One Wednesday night, I’m greeted at the door by not one, not two, but four hostesses. They are chatting with a fellow student. Five minutes later, when they realize that I’m not just standing there for fun, I’m seated at a table near the kitchen. Rhapsody, when it was first developed about two years ago, was supposed to offer lower prices and a casual tone. Yet dim lights and candle-lit tables aren’t exactly casual. What about the bread and butter plate next to my two forks? Last time I checked, fast-casual service was like Applebee’s, not Banfi’s.

Let’s not get too discouraged — starters are okay. French Onion soup stands out. I can’t tell if they’re using bouillon cubes or real beef stock, but either way, it’s loaded with flavor.

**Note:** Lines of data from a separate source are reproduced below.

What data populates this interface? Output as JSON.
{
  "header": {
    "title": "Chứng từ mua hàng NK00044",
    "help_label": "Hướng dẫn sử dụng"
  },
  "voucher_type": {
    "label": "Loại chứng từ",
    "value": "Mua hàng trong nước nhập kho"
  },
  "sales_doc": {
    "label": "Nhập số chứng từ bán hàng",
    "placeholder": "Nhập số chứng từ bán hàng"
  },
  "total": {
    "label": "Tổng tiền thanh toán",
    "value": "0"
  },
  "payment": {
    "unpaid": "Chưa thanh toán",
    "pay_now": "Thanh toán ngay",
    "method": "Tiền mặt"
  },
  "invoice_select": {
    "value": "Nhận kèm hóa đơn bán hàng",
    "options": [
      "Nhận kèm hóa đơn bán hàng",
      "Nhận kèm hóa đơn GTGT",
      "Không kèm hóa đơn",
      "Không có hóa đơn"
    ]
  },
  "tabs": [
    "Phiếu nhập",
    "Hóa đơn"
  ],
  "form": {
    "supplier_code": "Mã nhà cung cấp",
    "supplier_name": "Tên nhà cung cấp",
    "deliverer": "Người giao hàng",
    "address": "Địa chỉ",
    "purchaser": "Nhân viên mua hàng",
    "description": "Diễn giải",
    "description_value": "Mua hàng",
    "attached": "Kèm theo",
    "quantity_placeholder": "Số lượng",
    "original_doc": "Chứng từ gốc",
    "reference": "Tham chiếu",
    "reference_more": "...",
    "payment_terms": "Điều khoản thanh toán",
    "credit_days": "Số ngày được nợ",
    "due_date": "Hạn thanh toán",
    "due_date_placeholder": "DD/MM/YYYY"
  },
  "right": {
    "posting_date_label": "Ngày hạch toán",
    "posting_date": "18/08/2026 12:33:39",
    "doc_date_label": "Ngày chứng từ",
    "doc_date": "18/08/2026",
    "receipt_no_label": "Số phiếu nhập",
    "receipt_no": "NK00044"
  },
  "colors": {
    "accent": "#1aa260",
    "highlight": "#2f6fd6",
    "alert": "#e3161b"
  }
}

On the other hand, I thought that Culinary Theory and Practice, H ADM 236, taught students how to cook meat to various degrees of doneness, but maybe not. I ordered a Bacon Cheddar Cheeseburger medium well, but it came out bloody rare and blackened on the outside. When I asked if the burger’s “steak-cut fries” had skin, the server said no, then reconsidered and said yes, then went back to check and confirmed no. But two seconds later, a student with an actual French fry in his bare hand came out to prove to me that yes, the russet potato fries have skin. Hopefully, he didn’t put that fry on someone’s plate — that would be a health department violation.

I wish my server on Thursday knew more about the menu. She didn’t know if the pineapple salsa that goes with the grilled chicken was made in-house. Then, when I asked what else was in it, she sighed with more than a hint of annoyance. Still, it was delicious salsa, perfectly tangy and sweet with fresh pineapple, and it even went well with the chicken.

The bread and butter plate couldn’t just be table decoration, could it? I had to ask my server to bring me the bread — it hadn’t come before the meal. The par-baked roll was warm, but the melted butter made me wonder why a bread knife sat on the edge of the plate. Don’t they know that it’s impossible to spread melted butter?

Sometimes Rhapsody acts like the fusion-casual place it should be. Fried Perch with a Vera Cruz Sauce sounds exotic enough. If only that sauce didn’t combine canned tomatoes and olives, it might actually taste like something besides aluminum. It lent no flavor to the “Tortilla encrusted” (I think this is a fancy way of saying “breaded and fried”) Perch that sat atop desperately unseasoned steamed rice. Yawn.

Unfortunately, I can’t end on a sweet note. My dessert tasting, a combination of a molten chocolate cake, scoop of sorbet, and apple cake was all wrong. The funny thing about Rhapsody’s molten chocolate is that it isn’t molten. Here, it just sits on the plate, next to equally dry “Buttery Apple Cake”, and some mysterious purple sorbet.

Maybe I’m expecting too much, but I still think that actual restaurant experience would be far more beneficial to future restaurateurs than Rhapsody, a make-shift study in cooking, serving, and patience.

Rhapsody is open Tuesday through Thursday, 5:45pm to 7:45pm. (607) 254-2500.

Archived article by Daniela Galarza